*** DATA FOR THIS TASK Section Begins ***

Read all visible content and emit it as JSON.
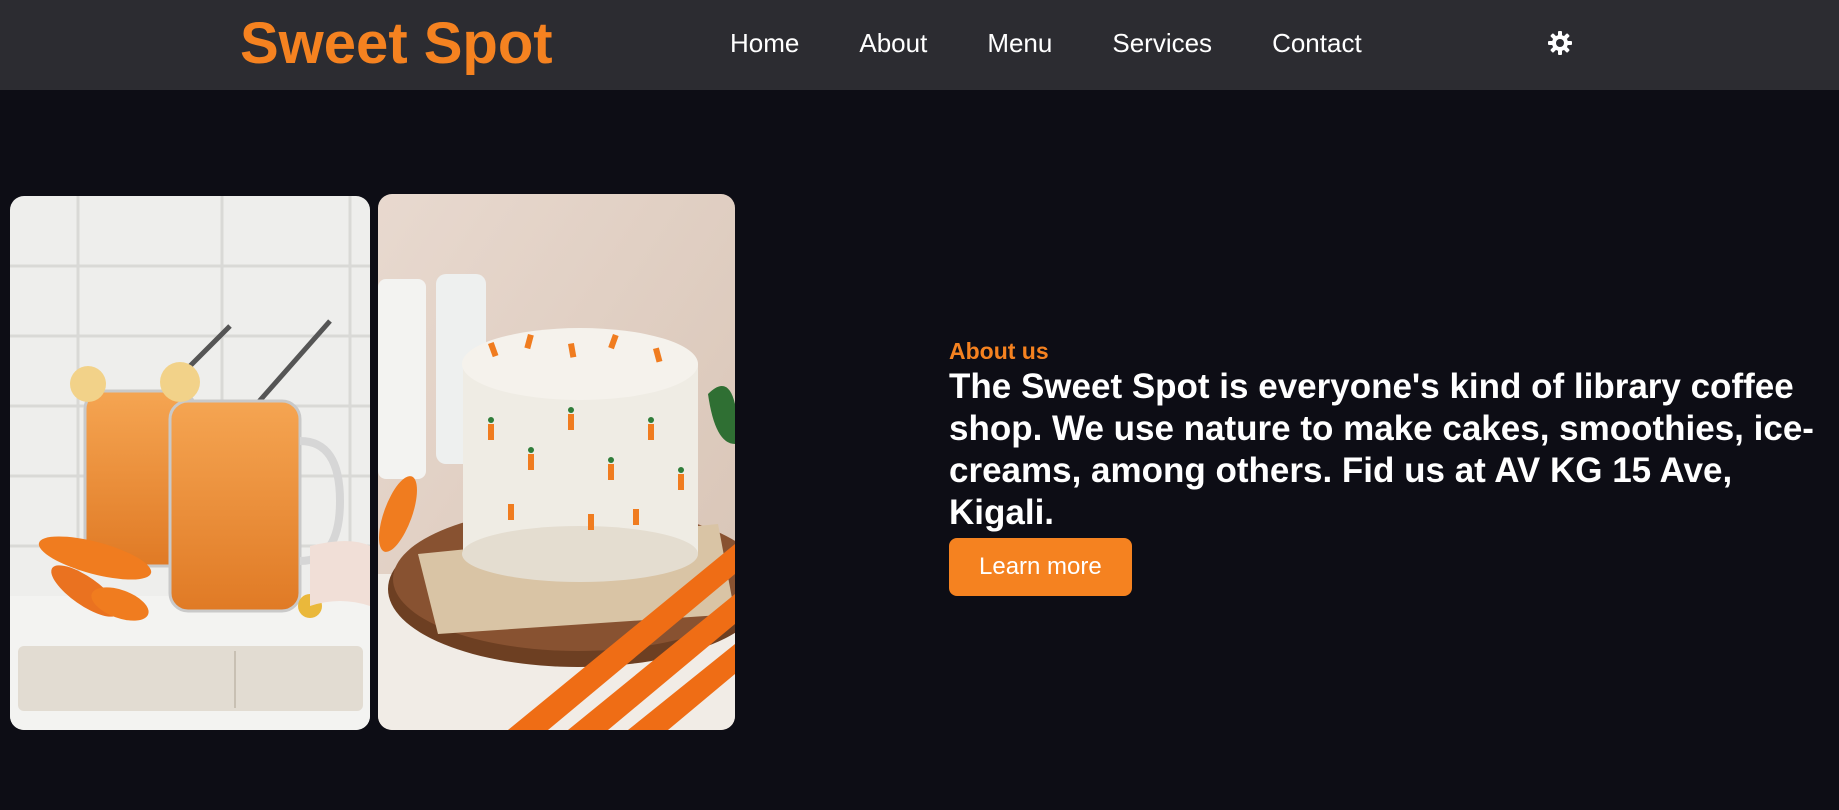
{
  "brand": {
    "name": "Sweet Spot",
    "accent_color": "#f58220"
  },
  "nav": {
    "items": [
      {
        "label": "Home"
      },
      {
        "label": "About"
      },
      {
        "label": "Menu"
      },
      {
        "label": "Services"
      },
      {
        "label": "Contact"
      }
    ],
    "theme_toggle_icon": "sun-gear-icon"
  },
  "hero": {
    "images": [
      {
        "subject": "carrot-smoothie-jars"
      },
      {
        "subject": "carrot-cake"
      }
    ],
    "eyebrow": "About us",
    "text": "The Sweet Spot is everyone's kind of library coffee shop. We use nature to make cakes, smoothies, ice-creams, among others. Fid us at AV KG 15 Ave, Kigali.",
    "cta_label": "Learn more"
  },
  "colors": {
    "background": "#0d0d15",
    "navbar": "#2c2c31",
    "accent": "#f58220",
    "text": "#ffffff"
  }
}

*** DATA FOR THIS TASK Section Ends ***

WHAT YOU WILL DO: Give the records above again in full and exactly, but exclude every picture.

THE ANSWER:
Read all visible content and emit it as JSON.
{
  "brand": {
    "name": "Sweet Spot",
    "accent_color": "#f58220"
  },
  "nav": {
    "items": [
      {
        "label": "Home"
      },
      {
        "label": "About"
      },
      {
        "label": "Menu"
      },
      {
        "label": "Services"
      },
      {
        "label": "Contact"
      }
    ],
    "theme_toggle_icon": "sun-gear-icon"
  },
  "hero": {
    "images": [
      {
        "subject": "carrot-smoothie-jars"
      },
      {
        "subject": "carrot-cake"
      }
    ],
    "eyebrow": "About us",
    "text": "The Sweet Spot is everyone's kind of library coffee shop. We use nature to make cakes, smoothies, ice-creams, among others. Fid us at AV KG 15 Ave, Kigali.",
    "cta_label": "Learn more"
  },
  "colors": {
    "background": "#0d0d15",
    "navbar": "#2c2c31",
    "accent": "#f58220",
    "text": "#ffffff"
  }
}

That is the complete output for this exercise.